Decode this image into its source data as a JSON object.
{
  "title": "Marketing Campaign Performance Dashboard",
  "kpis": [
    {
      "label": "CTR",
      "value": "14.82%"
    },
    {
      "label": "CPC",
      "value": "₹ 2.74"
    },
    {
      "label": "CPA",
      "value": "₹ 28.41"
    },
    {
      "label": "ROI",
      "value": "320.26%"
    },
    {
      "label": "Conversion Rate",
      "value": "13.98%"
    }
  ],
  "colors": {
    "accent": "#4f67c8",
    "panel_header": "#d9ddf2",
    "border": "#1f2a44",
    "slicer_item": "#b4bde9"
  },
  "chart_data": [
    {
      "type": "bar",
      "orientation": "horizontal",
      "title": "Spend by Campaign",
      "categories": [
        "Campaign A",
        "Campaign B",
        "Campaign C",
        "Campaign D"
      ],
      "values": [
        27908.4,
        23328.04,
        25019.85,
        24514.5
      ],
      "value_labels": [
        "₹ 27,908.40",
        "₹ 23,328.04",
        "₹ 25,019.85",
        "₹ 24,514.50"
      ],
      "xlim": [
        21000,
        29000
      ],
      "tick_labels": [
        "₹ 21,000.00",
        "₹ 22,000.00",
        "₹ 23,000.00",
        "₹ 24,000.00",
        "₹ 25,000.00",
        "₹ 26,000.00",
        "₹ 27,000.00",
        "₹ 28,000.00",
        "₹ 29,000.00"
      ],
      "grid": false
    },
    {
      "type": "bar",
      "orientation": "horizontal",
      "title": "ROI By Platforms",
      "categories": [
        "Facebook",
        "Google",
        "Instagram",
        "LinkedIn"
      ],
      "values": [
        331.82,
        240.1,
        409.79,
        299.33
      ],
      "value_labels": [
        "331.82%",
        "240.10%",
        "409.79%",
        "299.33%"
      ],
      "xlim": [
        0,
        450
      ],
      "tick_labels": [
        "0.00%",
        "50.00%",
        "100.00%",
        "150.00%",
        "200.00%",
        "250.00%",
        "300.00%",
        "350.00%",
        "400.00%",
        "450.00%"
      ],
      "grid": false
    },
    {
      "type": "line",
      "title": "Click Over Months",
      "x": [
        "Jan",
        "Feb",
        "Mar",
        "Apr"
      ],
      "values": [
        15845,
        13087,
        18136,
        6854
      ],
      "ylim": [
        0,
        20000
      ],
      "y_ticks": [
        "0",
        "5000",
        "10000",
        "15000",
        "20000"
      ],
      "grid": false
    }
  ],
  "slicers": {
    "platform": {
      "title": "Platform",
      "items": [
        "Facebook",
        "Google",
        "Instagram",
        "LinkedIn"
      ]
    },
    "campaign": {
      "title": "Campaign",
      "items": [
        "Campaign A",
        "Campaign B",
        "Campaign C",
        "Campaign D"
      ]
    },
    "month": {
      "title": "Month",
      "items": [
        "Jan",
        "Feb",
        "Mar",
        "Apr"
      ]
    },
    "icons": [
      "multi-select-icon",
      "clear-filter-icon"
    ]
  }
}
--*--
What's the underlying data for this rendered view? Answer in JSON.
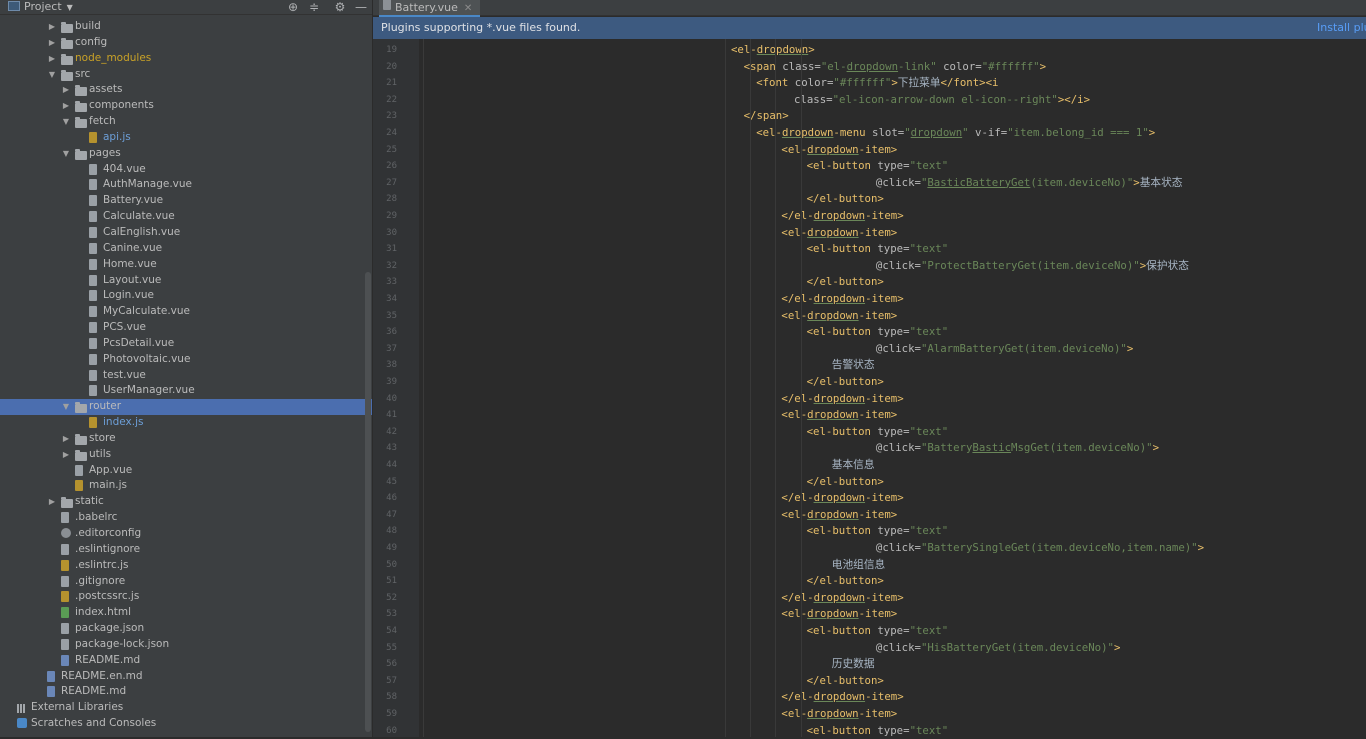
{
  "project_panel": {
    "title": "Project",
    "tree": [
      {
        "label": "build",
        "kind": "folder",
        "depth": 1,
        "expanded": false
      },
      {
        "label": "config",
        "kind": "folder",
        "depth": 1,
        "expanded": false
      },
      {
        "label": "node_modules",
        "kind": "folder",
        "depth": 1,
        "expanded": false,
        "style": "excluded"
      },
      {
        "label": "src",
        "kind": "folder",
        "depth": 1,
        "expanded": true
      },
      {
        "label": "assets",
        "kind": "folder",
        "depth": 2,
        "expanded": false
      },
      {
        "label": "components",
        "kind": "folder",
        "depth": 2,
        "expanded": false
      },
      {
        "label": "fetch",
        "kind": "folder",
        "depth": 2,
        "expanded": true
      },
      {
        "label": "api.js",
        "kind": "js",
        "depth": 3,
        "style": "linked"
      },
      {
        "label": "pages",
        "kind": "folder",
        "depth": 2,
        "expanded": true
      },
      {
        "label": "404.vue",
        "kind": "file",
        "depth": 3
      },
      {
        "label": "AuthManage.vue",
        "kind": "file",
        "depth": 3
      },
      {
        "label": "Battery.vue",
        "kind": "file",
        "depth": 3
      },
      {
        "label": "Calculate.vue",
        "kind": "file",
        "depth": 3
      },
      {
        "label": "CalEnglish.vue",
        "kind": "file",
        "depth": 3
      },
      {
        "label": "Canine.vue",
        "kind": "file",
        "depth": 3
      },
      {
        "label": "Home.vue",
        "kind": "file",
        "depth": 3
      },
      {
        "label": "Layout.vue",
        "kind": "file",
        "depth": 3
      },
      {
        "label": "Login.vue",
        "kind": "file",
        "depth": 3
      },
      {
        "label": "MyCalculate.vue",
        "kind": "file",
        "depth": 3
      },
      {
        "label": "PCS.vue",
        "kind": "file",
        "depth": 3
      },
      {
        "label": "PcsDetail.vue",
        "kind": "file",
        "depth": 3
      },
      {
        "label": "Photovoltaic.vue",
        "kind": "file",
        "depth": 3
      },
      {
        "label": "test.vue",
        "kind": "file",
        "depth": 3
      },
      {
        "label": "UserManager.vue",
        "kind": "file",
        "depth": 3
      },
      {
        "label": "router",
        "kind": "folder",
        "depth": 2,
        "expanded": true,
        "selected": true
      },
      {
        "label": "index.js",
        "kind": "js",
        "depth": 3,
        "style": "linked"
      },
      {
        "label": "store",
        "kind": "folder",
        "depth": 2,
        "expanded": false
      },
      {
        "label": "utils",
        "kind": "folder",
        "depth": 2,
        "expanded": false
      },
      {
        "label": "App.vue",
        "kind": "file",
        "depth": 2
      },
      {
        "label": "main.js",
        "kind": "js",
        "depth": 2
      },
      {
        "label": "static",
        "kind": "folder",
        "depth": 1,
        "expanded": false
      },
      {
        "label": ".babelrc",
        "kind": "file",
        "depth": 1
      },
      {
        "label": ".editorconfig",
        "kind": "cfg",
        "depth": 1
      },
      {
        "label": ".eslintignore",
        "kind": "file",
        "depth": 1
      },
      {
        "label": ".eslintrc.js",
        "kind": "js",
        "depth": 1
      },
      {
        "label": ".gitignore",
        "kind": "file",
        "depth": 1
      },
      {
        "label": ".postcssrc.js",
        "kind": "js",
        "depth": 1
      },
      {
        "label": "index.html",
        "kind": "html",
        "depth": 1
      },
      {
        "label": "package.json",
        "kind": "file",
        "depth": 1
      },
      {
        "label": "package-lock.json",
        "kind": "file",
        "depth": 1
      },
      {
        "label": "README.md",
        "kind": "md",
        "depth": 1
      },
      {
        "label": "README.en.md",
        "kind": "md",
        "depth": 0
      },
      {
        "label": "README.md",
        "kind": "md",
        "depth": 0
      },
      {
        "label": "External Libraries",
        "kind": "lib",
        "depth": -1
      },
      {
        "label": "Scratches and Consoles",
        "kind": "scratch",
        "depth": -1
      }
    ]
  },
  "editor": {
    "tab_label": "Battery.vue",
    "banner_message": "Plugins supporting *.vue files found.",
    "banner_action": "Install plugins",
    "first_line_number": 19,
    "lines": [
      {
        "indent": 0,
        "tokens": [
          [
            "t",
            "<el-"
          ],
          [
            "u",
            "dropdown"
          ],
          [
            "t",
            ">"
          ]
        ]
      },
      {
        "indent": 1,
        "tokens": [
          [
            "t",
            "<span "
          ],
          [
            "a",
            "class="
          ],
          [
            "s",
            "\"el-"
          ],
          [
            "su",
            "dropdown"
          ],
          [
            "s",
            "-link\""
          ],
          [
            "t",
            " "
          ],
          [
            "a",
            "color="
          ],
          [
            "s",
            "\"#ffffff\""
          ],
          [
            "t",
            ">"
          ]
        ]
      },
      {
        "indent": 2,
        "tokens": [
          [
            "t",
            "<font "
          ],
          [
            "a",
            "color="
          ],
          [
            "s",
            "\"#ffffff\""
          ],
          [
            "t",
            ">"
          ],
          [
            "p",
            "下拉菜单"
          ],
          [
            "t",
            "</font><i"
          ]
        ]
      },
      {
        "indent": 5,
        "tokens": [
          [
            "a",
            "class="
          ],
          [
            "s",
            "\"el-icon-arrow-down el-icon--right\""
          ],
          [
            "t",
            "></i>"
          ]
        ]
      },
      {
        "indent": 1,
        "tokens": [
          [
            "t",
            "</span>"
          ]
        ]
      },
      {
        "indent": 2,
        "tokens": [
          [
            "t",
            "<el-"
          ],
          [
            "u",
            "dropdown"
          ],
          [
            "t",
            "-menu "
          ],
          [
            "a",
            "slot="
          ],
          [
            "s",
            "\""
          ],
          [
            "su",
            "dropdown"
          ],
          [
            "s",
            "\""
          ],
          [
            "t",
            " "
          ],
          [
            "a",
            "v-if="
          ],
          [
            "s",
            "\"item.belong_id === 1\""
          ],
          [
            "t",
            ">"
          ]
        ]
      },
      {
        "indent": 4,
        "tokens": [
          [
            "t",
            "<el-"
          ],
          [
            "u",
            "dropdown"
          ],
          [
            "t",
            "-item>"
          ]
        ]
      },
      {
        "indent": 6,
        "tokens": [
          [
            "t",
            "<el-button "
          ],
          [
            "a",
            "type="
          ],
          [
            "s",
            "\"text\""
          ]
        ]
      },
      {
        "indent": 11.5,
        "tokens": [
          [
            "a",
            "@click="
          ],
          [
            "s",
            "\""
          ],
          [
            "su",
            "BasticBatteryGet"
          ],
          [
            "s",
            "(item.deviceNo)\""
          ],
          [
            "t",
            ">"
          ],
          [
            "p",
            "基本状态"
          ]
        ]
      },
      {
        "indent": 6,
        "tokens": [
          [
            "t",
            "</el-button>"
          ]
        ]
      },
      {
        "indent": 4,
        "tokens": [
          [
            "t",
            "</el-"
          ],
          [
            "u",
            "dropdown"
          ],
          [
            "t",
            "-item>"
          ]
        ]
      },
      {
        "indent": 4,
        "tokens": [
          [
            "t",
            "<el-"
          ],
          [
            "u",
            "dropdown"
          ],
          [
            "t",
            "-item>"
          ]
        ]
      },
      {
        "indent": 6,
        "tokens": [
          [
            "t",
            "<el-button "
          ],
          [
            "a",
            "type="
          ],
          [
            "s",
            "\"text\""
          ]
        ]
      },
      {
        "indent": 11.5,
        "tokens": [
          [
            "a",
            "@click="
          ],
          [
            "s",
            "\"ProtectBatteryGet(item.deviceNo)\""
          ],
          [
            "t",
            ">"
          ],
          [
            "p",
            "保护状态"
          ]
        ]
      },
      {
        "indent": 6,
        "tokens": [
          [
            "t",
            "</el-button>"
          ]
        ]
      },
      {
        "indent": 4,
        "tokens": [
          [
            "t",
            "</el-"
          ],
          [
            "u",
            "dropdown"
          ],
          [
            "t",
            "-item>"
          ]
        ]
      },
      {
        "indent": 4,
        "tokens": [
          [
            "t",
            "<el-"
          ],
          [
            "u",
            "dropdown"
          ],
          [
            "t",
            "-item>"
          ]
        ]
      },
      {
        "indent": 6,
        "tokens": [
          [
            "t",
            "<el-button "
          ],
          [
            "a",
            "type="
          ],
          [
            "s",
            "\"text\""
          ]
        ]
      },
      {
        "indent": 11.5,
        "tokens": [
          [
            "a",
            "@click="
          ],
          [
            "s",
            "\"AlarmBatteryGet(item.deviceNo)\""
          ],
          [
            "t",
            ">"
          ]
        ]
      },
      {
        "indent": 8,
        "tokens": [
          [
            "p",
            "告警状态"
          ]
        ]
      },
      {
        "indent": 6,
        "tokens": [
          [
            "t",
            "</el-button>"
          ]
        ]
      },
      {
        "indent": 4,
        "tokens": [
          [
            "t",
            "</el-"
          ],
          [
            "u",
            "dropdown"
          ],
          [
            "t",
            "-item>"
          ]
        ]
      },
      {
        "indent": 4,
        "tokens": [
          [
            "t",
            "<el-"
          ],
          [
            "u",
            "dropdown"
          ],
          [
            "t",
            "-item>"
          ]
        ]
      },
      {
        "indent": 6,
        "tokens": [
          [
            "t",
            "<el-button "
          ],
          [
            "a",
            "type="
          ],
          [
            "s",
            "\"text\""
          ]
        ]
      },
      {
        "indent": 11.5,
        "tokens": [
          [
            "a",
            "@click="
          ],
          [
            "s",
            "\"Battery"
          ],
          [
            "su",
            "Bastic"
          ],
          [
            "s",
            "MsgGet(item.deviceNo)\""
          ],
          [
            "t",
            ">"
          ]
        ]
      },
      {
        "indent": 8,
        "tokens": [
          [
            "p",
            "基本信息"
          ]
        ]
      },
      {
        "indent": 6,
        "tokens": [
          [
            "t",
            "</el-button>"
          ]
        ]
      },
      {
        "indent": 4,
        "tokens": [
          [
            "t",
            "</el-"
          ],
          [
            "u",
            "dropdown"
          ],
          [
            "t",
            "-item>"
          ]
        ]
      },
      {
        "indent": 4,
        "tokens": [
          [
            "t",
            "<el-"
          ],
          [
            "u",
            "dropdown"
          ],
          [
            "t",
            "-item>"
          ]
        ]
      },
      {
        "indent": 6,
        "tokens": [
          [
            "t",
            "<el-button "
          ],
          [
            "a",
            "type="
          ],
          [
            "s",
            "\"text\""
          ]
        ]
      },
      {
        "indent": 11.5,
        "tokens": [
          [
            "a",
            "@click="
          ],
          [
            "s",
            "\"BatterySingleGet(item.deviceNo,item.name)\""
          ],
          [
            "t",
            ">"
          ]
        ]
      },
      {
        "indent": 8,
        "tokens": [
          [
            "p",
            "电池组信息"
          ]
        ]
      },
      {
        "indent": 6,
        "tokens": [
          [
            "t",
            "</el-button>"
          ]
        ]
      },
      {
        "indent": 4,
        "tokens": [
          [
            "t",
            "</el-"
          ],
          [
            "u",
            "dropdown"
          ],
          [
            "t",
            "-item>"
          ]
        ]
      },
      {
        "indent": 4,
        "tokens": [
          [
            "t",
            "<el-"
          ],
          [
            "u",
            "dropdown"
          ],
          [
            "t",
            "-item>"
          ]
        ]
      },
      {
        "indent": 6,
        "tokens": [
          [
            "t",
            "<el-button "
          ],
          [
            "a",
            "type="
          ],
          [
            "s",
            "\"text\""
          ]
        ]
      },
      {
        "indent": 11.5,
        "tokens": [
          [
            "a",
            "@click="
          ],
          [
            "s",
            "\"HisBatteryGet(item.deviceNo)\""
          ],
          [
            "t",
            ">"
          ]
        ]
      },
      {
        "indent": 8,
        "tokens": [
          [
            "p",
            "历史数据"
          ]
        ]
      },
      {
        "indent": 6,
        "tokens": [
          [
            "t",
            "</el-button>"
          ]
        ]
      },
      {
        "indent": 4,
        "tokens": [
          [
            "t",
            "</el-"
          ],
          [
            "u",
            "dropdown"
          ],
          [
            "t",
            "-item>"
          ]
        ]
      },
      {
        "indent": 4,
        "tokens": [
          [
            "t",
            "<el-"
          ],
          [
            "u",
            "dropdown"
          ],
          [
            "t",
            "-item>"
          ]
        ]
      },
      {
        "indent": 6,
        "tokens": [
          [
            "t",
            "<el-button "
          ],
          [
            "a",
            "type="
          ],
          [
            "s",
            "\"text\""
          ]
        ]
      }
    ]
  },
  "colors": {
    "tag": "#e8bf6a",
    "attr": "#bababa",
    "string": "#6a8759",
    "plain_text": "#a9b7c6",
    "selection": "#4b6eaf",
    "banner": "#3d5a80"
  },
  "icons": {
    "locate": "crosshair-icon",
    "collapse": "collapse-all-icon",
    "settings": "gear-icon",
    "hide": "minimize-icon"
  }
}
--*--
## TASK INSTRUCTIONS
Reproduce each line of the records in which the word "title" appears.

## WRITTEN RESPONSE
  "title": "Marketing Campaign Performance Dashboard",
      "title": "Spend by Campaign",
      "title": "ROI By Platforms",
      "title": "Click Over Months",
      "title": "Platform",
      "title": "Campaign",
      "title": "Month",
    "title": "Project",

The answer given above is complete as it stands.